"Children can say what they're feeling if you give them that training," he says. "A huge side benefit is teaching the child empathy. A child learns through experience what it's like and ends up being very empathetic and compassionate to others."

Parents tend to focus strictly on the behavior and that's just the tip of the iceberg for the child's identity, Unruh says.

"Parents will say, 'How many times did I tell you to stop? Go to your room right now.' But there's no teaching or learning involved," he says. "You're just telling them to stop it because you want them to stop it."

Unruh suggests a 75/25 rule, which calls for listening 75% of the time and talking 25% of the time. And don't lecture.

"Autonomy and self-confidence flourish when parents are asking the child things instead of telling them all the time," he says.

For teaching manners, it's important to model the behavior you want to see, says Jane Nelsen, EDD, author of the Positive Discipline book series.

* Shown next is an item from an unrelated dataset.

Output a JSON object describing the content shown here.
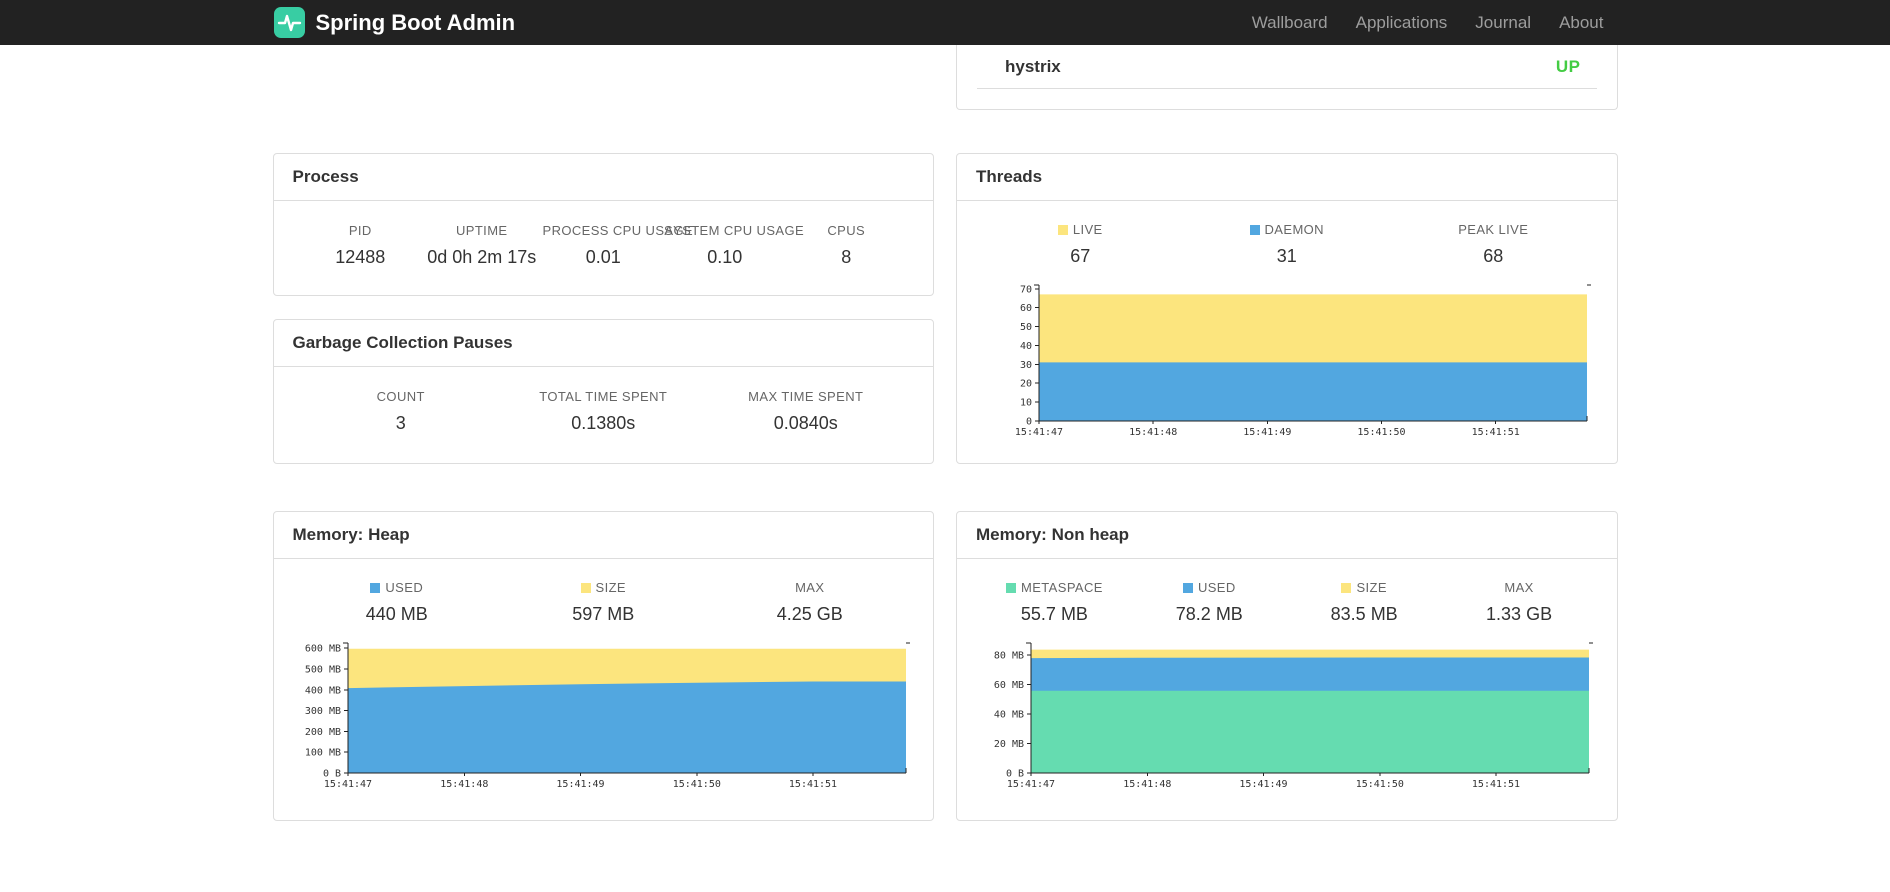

Teach them without expecting results right away, like teaching language, she says. Don't get mad at them if they don't do it every time. By the time they're school age, they'll take hold like the way language does.

If a child has had modeling for apologizing, they may be able to come up with "saying sorry" on their own to make another child feel better in the right situation.

"It's so much more effective when it comes from them rather than telling them what they should do," she says.

Get your children involved with family meetings to come up with solutions together. For example, you and your child can create a bedtime routine chart that includes teeth brushing, bath time, putting on pajamas, and storytime.

"Positive discipline is about helping children develop their thinking skills, social and life skills, and the belief that they're capable," Nelsen says. "You can't tell them they're capable. You have to let them experience it."

If it's bedtime and your child isn't responding to the routine, give them choices. You can say, "I know you don't want to brush your teeth but it's time to brush your teeth. Do you want to do it with me or by yourself?

Temper tantrums are a child's way of blowing off steam and communicating their frustration, Brown says.

If you respond to them, then you validate that behavior. Because the child learns that if they have a tantrum, then they'll get mom and dad's attention or what they want. But if you ignore them, you will see them gradually subside.

And don't engage if you feel like your child is pushing your buttons.

"If you're feeling frustrated, walk away," Brown says. "You want to show your child that even when you're frustrated or upset, you can respond calmly. That speaks volumes for teaching them appropriate behaviors."